- **RECORDS SHOWN**:
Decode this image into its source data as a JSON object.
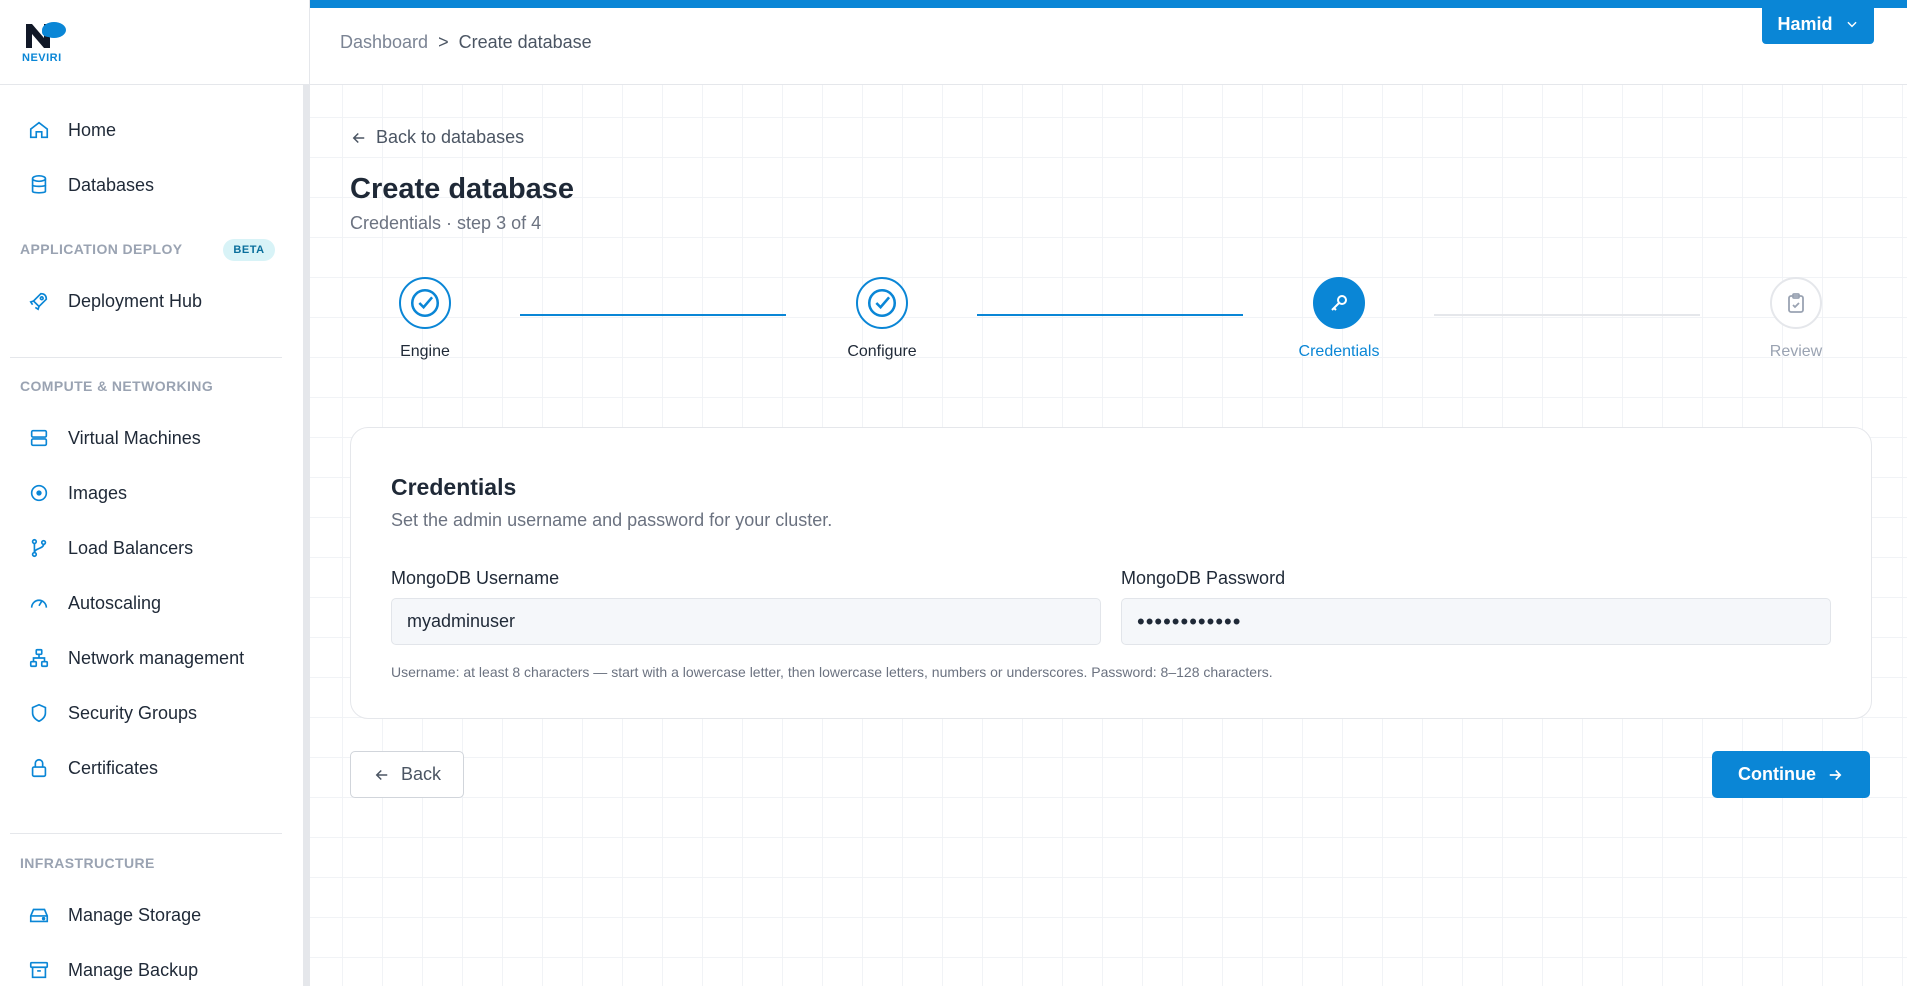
{
  "app": {
    "logo_text": "NEVIRI"
  },
  "sidebar": {
    "items": [
      {
        "label": "Home",
        "icon": "home-icon"
      },
      {
        "label": "Databases",
        "icon": "database-icon"
      },
      {
        "label": "Deployment Hub",
        "icon": "rocket-icon"
      },
      {
        "label": "Virtual Machines",
        "icon": "server-icon"
      },
      {
        "label": "Images",
        "icon": "disc-icon"
      },
      {
        "label": "Load Balancers",
        "icon": "branch-icon"
      },
      {
        "label": "Autoscaling",
        "icon": "gauge-icon"
      },
      {
        "label": "Network management",
        "icon": "network-icon"
      },
      {
        "label": "Security Groups",
        "icon": "shield-icon"
      },
      {
        "label": "Certificates",
        "icon": "lock-icon"
      },
      {
        "label": "Manage Storage",
        "icon": "storage-icon"
      },
      {
        "label": "Manage Backup",
        "icon": "archive-icon"
      }
    ],
    "sections": {
      "app_deploy": "APPLICATION DEPLOY",
      "app_deploy_badge": "BETA",
      "compute": "COMPUTE & NETWORKING",
      "infra": "INFRASTRUCTURE"
    }
  },
  "header": {
    "breadcrumb": [
      "Dashboard",
      ">",
      "Create database"
    ],
    "user": "Hamid"
  },
  "page": {
    "back_link": "Back to databases",
    "title": "Create database",
    "subtitle": "Credentials · step 3 of 4"
  },
  "stepper": {
    "steps": [
      {
        "label": "Engine",
        "state": "done"
      },
      {
        "label": "Configure",
        "state": "done"
      },
      {
        "label": "Credentials",
        "state": "active"
      },
      {
        "label": "Review",
        "state": "todo"
      }
    ]
  },
  "card": {
    "title": "Credentials",
    "description": "Set the admin username and password for your cluster.",
    "username_label": "MongoDB Username",
    "username_value": "myadminuser",
    "password_label": "MongoDB Password",
    "password_value": "••••••••••••",
    "hint": "Username: at least 8 characters — start with a lowercase letter, then lowercase letters, numbers or underscores. Password: 8–128 characters."
  },
  "actions": {
    "back": "Back",
    "continue": "Continue"
  },
  "colors": {
    "accent": "#0a86d6",
    "muted": "#9aa3b2"
  }
}
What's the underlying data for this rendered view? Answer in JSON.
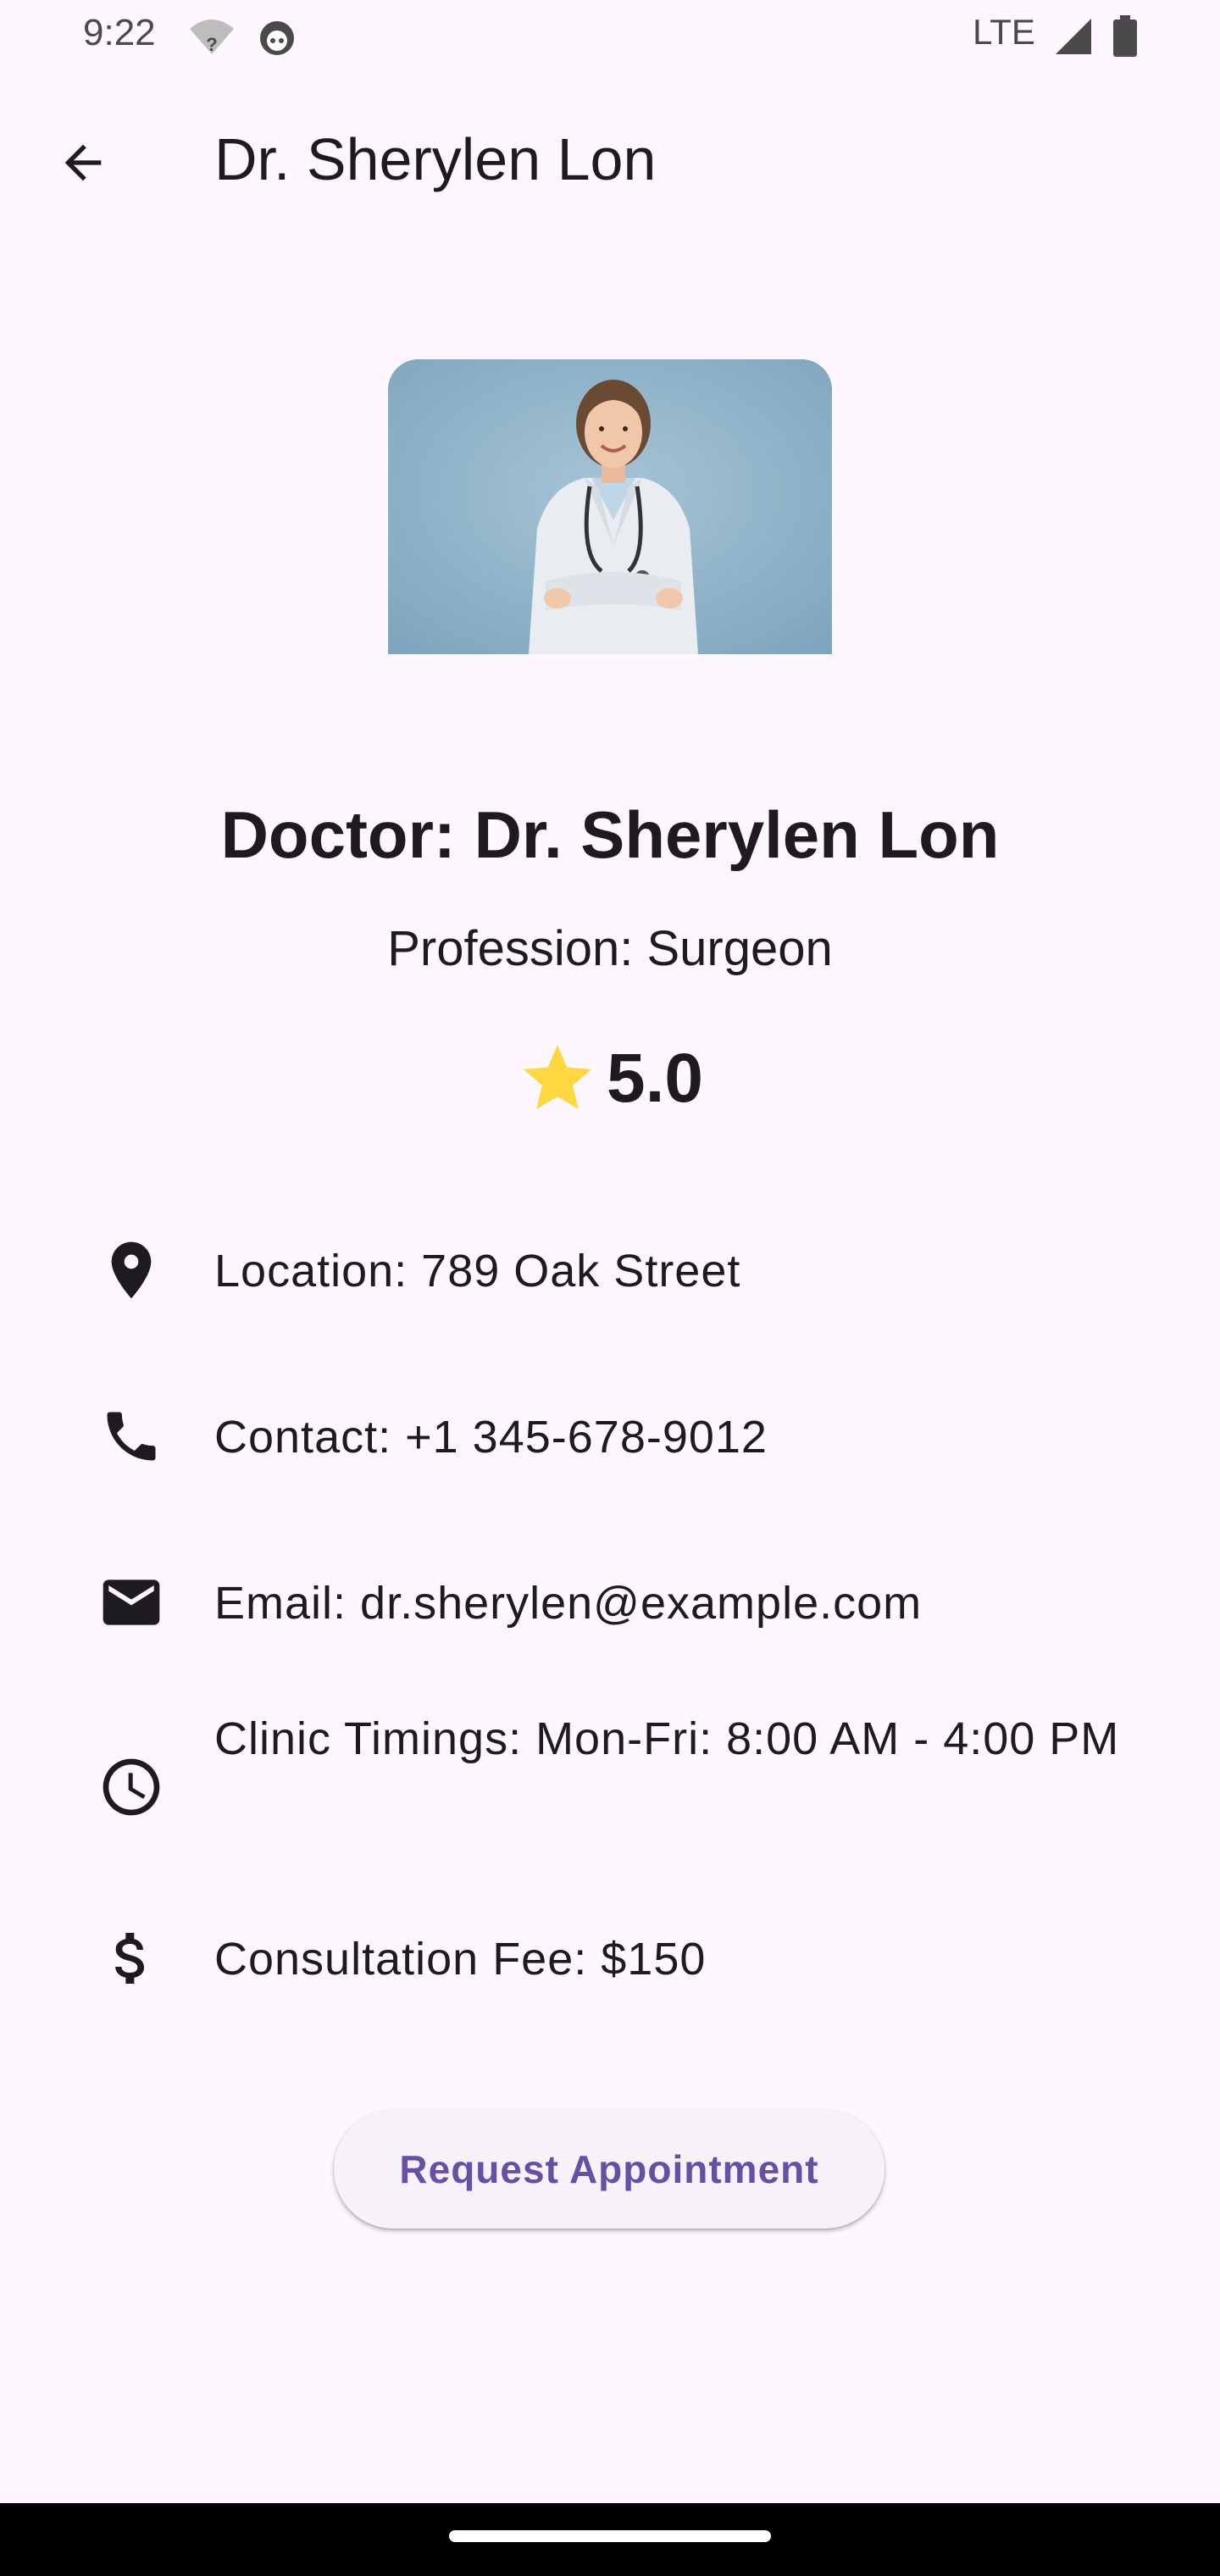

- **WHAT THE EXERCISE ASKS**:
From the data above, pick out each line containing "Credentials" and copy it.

- **EXERCISE OUTPUT**:
    "subtitle": "Credentials · step 3 of 4"
        "label": "Credentials",
    "title": "Credentials",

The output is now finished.